In a substantial fraction of acute myeloid leukemia (AML) patients, however, neither the flow cytometry nor the DNA-based method is useful. MRD detection by measuring WT1 expression is an attractive alternative, as the assay does not require bone marrow aspirate samples; peripheral blood can be used for all AML patients.

The Kletzel lab uses qRT-PCR (quantitative reverse transcriptase polymerase chain reaction) to detect two genes transcripts: tyrosine hydroxylase in peripheral blood and bone marrow as a marker of MRD in neuroblastoma, and the Wilms’ tumor gene (WT1) for all leukemias. High levels of WT1 expression have been reported in 90 to 100 percent of AML and 60 to 90 percent of acute lymphoblastic leukemia (ALL) blasts. This has led to its increasing use in measuring MRD in leukemia patients after initial therapy. Kletzel’s studies indicate that the detection of over-expression of WT1 in blood samples obtained following induction therapy in patients with leukemia is associated with poor prognosis.

Experts agree on these findings. There is a growing consensus that the level of MRD in patients after therapy can serve as an important prognostic factor that determines long-term outcomes. Patients with undetectable levels of MRD demonstrate improved survival after hematopoietic stem cell transplant (HSCT). The Kletzel lab doesn’t yet understand the mechanism; in fact, the literature confirms that there is widespread uncertainty throughout the scientific community on how WT1 functions. Kletzel hypothesizes that WT1 is a surrogate marker for proliferation, and the data support that hypothesis. There are other investigators who have said that WT1 may be involved in the development of leukemia. What is very difficult to determine is whether it regulates proliferation, promotes leukemogenesis or acts according to an internal signaling. “So we’re working on that,” says Kletzel. “Actually, as we speak we’re presenting a paper in Italy on the role of WT1 correlating juvenile myelomonocytic leukemia (JMML), a rare stem cell disease and its unique proliferative charcteristic. It has never been reported.” He is referring to the International Conference on WT1 in Human Neoplasia, which met in April. According to Marie Olszewski, a member of the Kletzel lab who coordinates the MRD project and attended the meeting, the organization is quite focused. “I learned so much from the science being presented. Questions continue to be posted: Is WT1 an oncogene? Or a tumor suppressor? Or bidirectional? It’s a very complex gene”.

The MRD project’s clinical impact is immediate; in fact, it is beginning to be used with patients. The lab is one of 16 major pediatric transplant centers throughout the U.S. involved in a clinical trial to measure WT1 in patients with AML. Patients going to transplant will have their marrow and/or peripheral blood screened at baseline, and again post-transplant. Kletzel’s group will be the reference lab to measure WT1 messenger RNA levels using qRT-PCR, and their association with long-term outcome.
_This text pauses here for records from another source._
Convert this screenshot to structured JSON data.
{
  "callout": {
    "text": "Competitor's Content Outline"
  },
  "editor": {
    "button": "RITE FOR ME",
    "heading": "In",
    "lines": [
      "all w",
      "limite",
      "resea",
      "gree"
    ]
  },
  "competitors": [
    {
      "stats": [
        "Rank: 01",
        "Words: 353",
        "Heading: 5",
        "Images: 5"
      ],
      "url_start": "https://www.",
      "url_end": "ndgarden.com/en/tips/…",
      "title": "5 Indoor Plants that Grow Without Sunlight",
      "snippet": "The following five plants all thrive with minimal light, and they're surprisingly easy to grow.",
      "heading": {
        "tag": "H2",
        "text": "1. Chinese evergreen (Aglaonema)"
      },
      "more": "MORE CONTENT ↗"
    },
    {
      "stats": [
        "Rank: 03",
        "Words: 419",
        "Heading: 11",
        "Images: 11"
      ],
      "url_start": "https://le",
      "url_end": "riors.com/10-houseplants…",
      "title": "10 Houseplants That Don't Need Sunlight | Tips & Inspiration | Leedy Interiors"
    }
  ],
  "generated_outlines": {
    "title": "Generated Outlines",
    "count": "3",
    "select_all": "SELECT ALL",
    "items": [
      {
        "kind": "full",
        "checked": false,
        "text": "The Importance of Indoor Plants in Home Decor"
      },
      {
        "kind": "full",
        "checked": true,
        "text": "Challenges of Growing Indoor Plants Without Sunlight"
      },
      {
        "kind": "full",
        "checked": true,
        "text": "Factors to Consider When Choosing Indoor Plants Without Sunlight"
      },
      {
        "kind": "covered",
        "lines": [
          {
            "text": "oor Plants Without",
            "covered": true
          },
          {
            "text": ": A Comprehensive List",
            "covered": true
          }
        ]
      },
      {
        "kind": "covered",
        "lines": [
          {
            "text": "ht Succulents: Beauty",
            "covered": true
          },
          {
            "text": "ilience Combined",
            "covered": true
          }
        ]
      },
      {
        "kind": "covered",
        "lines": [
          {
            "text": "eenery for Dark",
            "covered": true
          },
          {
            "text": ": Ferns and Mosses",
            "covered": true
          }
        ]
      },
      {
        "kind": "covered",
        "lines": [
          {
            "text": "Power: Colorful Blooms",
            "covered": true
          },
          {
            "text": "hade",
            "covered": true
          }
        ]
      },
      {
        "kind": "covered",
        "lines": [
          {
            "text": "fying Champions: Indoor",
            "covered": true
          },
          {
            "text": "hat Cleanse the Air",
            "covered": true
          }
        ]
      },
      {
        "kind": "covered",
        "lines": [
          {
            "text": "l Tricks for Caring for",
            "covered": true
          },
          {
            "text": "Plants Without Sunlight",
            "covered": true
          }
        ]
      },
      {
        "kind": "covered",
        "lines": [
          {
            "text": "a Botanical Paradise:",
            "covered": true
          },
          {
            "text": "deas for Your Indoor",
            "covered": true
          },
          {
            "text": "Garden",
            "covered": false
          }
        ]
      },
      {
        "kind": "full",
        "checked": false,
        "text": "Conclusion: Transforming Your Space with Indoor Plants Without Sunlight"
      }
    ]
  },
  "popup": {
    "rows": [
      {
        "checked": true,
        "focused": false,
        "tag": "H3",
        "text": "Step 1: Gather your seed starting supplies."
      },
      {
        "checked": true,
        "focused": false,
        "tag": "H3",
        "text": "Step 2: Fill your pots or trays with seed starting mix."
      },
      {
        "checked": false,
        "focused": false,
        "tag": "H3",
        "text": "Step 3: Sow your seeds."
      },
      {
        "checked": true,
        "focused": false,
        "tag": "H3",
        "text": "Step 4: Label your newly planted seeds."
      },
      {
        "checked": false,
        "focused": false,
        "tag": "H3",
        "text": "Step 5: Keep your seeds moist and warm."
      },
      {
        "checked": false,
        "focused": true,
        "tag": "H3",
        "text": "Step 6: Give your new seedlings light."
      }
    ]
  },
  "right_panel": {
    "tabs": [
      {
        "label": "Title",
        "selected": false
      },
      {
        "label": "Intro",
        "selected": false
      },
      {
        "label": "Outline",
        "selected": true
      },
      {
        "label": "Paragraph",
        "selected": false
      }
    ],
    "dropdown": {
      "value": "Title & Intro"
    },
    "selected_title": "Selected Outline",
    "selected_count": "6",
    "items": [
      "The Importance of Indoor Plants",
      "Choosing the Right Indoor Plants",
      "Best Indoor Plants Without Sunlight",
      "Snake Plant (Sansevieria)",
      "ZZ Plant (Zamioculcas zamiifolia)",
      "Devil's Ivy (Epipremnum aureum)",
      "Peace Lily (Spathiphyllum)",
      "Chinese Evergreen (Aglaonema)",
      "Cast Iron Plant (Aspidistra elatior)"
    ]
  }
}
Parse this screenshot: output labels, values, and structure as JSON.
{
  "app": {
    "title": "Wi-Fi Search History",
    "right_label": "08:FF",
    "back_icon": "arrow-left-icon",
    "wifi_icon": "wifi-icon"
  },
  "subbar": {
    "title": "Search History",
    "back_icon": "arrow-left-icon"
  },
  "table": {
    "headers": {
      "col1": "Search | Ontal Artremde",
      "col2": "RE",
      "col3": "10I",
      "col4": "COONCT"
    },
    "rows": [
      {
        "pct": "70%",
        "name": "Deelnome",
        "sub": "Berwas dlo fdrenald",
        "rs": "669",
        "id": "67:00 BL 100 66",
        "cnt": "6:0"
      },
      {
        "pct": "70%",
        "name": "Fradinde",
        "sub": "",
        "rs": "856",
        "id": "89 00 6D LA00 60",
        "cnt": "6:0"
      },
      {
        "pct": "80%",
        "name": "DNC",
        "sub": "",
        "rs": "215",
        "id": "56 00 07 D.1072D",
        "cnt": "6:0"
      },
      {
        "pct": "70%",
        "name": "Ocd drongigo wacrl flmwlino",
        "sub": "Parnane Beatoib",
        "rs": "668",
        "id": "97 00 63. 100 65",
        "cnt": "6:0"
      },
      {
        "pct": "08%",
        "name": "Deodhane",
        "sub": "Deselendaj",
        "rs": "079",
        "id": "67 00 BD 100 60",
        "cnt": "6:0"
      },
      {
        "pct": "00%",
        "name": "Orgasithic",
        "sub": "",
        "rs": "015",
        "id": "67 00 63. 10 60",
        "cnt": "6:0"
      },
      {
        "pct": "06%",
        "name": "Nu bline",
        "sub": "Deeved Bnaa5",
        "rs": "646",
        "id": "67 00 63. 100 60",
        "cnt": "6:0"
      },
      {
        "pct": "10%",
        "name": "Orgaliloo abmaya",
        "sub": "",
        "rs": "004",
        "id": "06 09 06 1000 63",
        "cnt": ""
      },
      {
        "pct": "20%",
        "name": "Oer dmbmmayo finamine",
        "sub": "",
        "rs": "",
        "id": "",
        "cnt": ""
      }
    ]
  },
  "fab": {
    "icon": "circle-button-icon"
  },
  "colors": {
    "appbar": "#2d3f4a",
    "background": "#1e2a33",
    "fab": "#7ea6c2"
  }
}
This trial is being supported and certified by the Center for International Blood and Marrow Transplant Research (CIBMTR), which is a combined research program of the National Marrow Donor Program® and the Medical College of Wisconsin. CIBMTR serves as the national registry of transplantation for patients with AML. Kletzel says, “We are going to see how patients who go to transplant with MRD do after they get transplant.”

Morris Kletzel heads the Children’s Memorial Center for Cancer and Blood Disorders, which is a part of the Robert H. Lurie Comprehensive Cancer Center of Northwestern University. Kletzel is Professor of Pediatrics at Northwestern University Feinberg School of Medicine and the Meryl Suzanne Weiss Distinguished Professor in Hematology, Oncology and Stem Cell Transplant. He is also a member of the Clinical and Translational Research Program of the research center.